The data needs to be returned in full, exactly as it reads.

> [Data provided]:

*** Block opens ***

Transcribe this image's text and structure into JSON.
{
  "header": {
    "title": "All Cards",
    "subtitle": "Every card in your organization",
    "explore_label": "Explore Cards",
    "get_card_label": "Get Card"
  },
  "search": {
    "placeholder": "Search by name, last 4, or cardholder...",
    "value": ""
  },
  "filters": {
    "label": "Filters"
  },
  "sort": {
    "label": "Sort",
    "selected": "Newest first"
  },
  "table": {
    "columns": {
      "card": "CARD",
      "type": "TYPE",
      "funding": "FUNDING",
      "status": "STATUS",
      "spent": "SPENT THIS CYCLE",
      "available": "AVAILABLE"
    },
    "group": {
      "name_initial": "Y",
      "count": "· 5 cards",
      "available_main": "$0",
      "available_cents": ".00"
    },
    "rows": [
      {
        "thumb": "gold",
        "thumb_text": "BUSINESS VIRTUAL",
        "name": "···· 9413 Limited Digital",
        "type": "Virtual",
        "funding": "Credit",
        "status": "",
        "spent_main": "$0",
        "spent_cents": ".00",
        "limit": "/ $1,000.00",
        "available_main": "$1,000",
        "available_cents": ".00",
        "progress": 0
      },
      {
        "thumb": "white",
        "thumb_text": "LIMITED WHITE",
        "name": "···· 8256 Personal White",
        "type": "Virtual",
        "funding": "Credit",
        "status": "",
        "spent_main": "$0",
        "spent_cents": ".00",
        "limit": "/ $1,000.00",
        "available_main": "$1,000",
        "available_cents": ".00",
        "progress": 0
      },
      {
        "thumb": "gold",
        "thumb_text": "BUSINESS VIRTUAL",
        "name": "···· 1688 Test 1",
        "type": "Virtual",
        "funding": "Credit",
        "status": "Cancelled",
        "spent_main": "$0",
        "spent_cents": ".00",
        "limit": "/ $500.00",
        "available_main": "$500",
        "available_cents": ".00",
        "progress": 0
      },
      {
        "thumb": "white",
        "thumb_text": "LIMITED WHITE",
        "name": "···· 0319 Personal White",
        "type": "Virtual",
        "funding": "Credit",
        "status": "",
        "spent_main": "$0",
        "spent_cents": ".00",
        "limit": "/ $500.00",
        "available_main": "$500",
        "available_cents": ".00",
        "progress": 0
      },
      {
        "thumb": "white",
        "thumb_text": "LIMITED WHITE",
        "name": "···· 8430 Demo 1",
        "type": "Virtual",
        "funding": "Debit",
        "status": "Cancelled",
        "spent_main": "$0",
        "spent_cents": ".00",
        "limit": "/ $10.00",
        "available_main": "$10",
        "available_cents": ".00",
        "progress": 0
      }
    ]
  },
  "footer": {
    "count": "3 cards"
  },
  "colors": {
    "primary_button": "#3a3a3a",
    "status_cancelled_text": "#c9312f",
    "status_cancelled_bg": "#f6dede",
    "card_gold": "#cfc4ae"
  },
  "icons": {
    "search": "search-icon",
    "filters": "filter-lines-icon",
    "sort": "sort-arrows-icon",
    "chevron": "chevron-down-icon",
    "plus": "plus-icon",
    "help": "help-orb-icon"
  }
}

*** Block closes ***

> [Response]:
Transcribe this image's text and structure into JSON.
{
  "header": {
    "title": "All Cards",
    "subtitle": "Every card in your organization",
    "explore_label": "Explore Cards",
    "get_card_label": "Get Card"
  },
  "search": {
    "placeholder": "Search by name, last 4, or cardholder...",
    "value": ""
  },
  "filters": {
    "label": "Filters"
  },
  "sort": {
    "label": "Sort",
    "selected": "Newest first"
  },
  "table": {
    "columns": {
      "card": "CARD",
      "type": "TYPE",
      "funding": "FUNDING",
      "status": "STATUS",
      "spent": "SPENT THIS CYCLE",
      "available": "AVAILABLE"
    },
    "group": {
      "name_initial": "Y",
      "count": "· 5 cards",
      "available_main": "$0",
      "available_cents": ".00"
    },
    "rows": [
      {
        "thumb": "gold",
        "thumb_text": "BUSINESS VIRTUAL",
        "name": "···· 9413 Limited Digital",
        "type": "Virtual",
        "funding": "Credit",
        "status": "",
        "spent_main": "$0",
        "spent_cents": ".00",
        "limit": "/ $1,000.00",
        "available_main": "$1,000",
        "available_cents": ".00",
        "progress": 0
      },
      {
        "thumb": "white",
        "thumb_text": "LIMITED WHITE",
        "name": "···· 8256 Personal White",
        "type": "Virtual",
        "funding": "Credit",
        "status": "",
        "spent_main": "$0",
        "spent_cents": ".00",
        "limit": "/ $1,000.00",
        "available_main": "$1,000",
        "available_cents": ".00",
        "progress": 0
      },
      {
        "thumb": "gold",
        "thumb_text": "BUSINESS VIRTUAL",
        "name": "···· 1688 Test 1",
        "type": "Virtual",
        "funding": "Credit",
        "status": "Cancelled",
        "spent_main": "$0",
        "spent_cents": ".00",
        "limit": "/ $500.00",
        "available_main": "$500",
        "available_cents": ".00",
        "progress": 0
      },
      {
        "thumb": "white",
        "thumb_text": "LIMITED WHITE",
        "name": "···· 0319 Personal White",
        "type": "Virtual",
        "funding": "Credit",
        "status": "",
        "spent_main": "$0",
        "spent_cents": ".00",
        "limit": "/ $500.00",
        "available_main": "$500",
        "available_cents": ".00",
        "progress": 0
      },
      {
        "thumb": "white",
        "thumb_text": "LIMITED WHITE",
        "name": "···· 8430 Demo 1",
        "type": "Virtual",
        "funding": "Debit",
        "status": "Cancelled",
        "spent_main": "$0",
        "spent_cents": ".00",
        "limit": "/ $10.00",
        "available_main": "$10",
        "available_cents": ".00",
        "progress": 0
      }
    ]
  },
  "footer": {
    "count": "3 cards"
  },
  "colors": {
    "primary_button": "#3a3a3a",
    "status_cancelled_text": "#c9312f",
    "status_cancelled_bg": "#f6dede",
    "card_gold": "#cfc4ae"
  },
  "icons": {
    "search": "search-icon",
    "filters": "filter-lines-icon",
    "sort": "sort-arrows-icon",
    "chevron": "chevron-down-icon",
    "plus": "plus-icon",
    "help": "help-orb-icon"
  }
}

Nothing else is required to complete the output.